Psychological Maltreatment


Children should be protected against all forms of child maltreatment, including physical or mental violence, injury, abuse, or neglect. Children who have been maltreated should be given all necessary support to achieve recovery. These principles now have nearly universal acceptance by virtue of the standards of Articles 3, 19, 34, and 39 of the United Nations Convention on the Rights of the Child (United Nations General Assembly 1989), a treaty ratified by 191 of the 193 recognized nations of the world.

There are two major types of child maltreatment: physical and psychological. Sexual abuse, generally a combination of the two major types, is primarily psychological in the nature of its acts and consequences. Psychological maltreatment is understood to occur alone as psychological abuse or Studies have documented that psychological abuse is a stronger predictor than physical abuse of both depression and low self-esteem and, in particular, is strongly related to anxiety, depression, interpersonal sensitivity, dissociation, and low self-esteem.

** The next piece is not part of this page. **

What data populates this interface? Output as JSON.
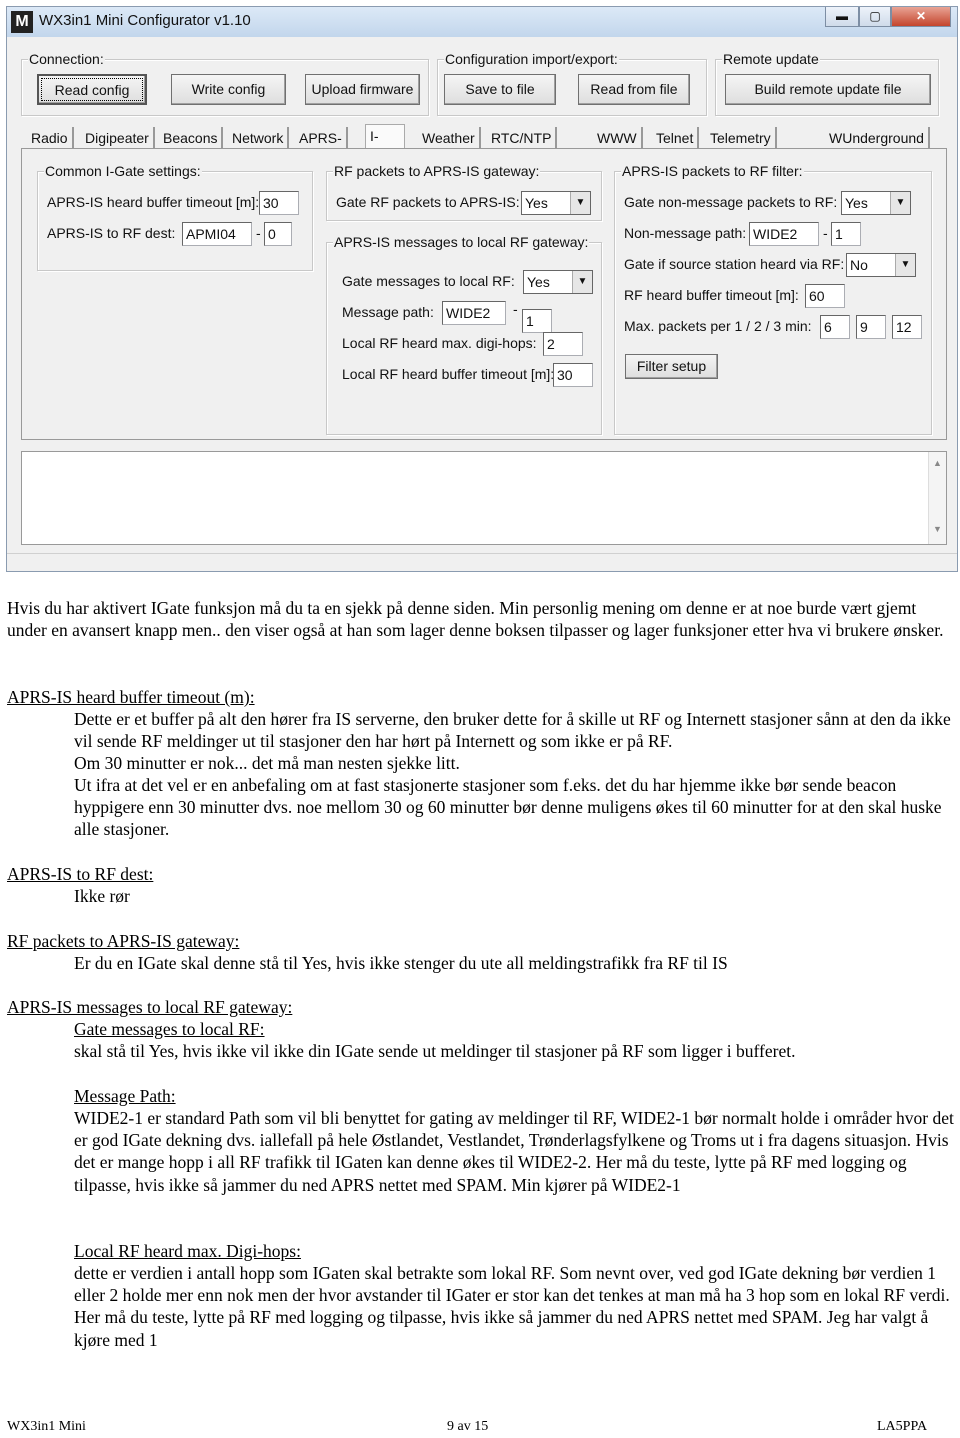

CRAIG HAMMELL/CORBIS neglect, to occur in association with other forms of abuse and neglect, and to be the embedded psychological context and meanings of other forms of abuse and neglect.

The present empirical and theoretical knowledge base for child maltreatment supports the view considering psychological maltreatment to be the unifying concept embodying many of the most significant components of child abuse and neglect (Binggeli, Hart, and Brassard 2001). Essential aspects of this knowledge base are presented in this entry.


Additional topics

Marriage and Family EncyclopediaPregnancy & ParenthoodChild Abuse - Physical Abuse And Neglect, Psychological Maltreatment, Sexual Abuse